Then… The Hold Steady. What can I say that I haven’t already said about this band? They are my inspiration for writing and playing music, and it’s an honor to have seen them live at all, let alone twice. Seeing this band play, if you like them at all, is almost like going to church: with everyone screaming and smiling and cheering, it’s hard not to feel like you’ve seen something really special in having been present for what they do.
While frontman (and personal idol) Craig Finn jumps around riles up the crowd, singing his gospels, guitarist Tad Kubler unfurls his intense and often absurd guitar work, the likes of which aren’t often seen by the bar band scene of the US. This is all backed by the wonderful bass work of Galen Polivka (who also started their show by messing up my hair [twice!] for some reason), the keyboard skill of Franz Nicolay (who looks like someone who should have been in Gogol Bordello), and the equally excellent drum skill of Bobby Drake (easily one of the most normal looking of the bunch). All of the tiny moving parts make up the rousing, almost otherworldly whole, and it’s hard not to be awe inspired by their shows.

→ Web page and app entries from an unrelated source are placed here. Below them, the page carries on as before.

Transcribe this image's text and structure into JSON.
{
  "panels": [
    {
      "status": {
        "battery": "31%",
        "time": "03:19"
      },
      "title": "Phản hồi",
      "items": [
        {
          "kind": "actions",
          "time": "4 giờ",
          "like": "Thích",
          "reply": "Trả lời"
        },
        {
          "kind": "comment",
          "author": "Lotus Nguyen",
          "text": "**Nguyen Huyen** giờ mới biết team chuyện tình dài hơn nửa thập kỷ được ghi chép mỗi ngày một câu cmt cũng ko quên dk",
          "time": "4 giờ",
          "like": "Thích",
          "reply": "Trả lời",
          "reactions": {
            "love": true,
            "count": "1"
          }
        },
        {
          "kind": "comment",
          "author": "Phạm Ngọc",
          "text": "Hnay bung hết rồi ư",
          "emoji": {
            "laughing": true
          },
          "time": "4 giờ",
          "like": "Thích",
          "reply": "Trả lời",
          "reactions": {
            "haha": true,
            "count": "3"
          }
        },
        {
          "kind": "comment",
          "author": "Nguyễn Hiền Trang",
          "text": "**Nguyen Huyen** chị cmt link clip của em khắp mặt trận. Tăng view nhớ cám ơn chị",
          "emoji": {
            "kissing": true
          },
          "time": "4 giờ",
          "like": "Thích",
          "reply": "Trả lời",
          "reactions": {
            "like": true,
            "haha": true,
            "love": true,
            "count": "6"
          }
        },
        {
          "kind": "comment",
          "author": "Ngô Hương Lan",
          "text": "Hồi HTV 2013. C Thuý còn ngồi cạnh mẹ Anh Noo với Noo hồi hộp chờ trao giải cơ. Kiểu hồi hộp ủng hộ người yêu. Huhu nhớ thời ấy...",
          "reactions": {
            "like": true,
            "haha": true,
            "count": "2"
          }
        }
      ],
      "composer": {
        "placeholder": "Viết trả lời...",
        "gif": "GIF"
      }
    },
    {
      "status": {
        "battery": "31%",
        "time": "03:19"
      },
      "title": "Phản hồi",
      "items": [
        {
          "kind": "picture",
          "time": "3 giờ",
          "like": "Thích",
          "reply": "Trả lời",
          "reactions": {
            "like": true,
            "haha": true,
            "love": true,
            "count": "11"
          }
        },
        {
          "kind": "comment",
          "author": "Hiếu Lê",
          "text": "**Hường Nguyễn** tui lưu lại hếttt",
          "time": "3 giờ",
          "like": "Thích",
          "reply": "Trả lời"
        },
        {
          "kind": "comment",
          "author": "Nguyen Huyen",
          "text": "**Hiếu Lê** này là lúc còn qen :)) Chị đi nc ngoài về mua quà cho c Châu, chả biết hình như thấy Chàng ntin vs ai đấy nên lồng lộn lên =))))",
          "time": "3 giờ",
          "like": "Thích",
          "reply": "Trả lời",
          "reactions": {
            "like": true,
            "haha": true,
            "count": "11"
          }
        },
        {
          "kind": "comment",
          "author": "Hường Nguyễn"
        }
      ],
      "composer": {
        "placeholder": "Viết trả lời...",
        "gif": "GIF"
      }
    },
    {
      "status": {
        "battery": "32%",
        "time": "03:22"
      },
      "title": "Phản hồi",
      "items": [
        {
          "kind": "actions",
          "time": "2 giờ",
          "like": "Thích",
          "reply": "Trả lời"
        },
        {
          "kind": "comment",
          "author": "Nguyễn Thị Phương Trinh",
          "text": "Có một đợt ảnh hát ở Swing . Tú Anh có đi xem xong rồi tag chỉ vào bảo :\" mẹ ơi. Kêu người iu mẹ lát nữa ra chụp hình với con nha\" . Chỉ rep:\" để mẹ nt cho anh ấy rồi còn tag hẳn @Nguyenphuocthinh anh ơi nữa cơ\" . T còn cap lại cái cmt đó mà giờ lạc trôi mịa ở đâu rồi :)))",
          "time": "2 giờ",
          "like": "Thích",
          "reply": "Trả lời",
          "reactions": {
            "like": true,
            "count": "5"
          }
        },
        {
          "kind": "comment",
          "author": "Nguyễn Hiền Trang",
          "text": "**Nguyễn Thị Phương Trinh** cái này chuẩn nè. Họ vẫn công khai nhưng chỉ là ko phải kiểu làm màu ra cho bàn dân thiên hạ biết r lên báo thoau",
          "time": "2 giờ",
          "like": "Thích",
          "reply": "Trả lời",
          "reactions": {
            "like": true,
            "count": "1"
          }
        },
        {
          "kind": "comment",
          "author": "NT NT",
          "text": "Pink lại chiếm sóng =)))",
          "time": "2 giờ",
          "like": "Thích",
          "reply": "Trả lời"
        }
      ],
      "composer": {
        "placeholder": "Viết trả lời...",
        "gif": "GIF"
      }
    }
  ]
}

It’s hard not to babble incessantly about what a show with The Hold Steady is like. A year ago, when I saw them the first time, I realized that you could love or hate them, but looking at Craig Finn, there are a lot of things he should be doing, but there’s only one thing he wants to be doing. Finn is by no means the type to hide the fact that he’s pleased as punch to be doing what he’s doing, and he’s humbled by the fact that there are four people who are willing to play with him, and the fact that there are so many kids who know every last word he’s committed to record. For a man like Finn, there is no greater gift than having his lyrics screamed back at him while he wails on his guitar, and it’s clear when he dances around stage, smiling more than any human being should be able to. Say what you will about their music, but you can’t hate them, if only for the fact that they are the embodiment of American rock: it’s done from the heart and soul, and to hell with how anyone feels about how you sound.
I left the Crystal Ballroom with a noise in my ears. After three nights of ear-splitting racket, it was a wonder that I was able to hear properly. I also left with a smile on my face, because even though I’ve seen it before, I got to see something truly special: a band that is really, truly happy to be doing what they’re doing, and who couldn’t be more happy with what they’ve created: real live American rock n’ roll. I doubt I will ever tire of The Hold Steady’s brand of sing along song, because the message transcends Craig Finn’s half-singing: “Music is still alive, and I’ll be dam
ned if I’m going to let it die on my watch.”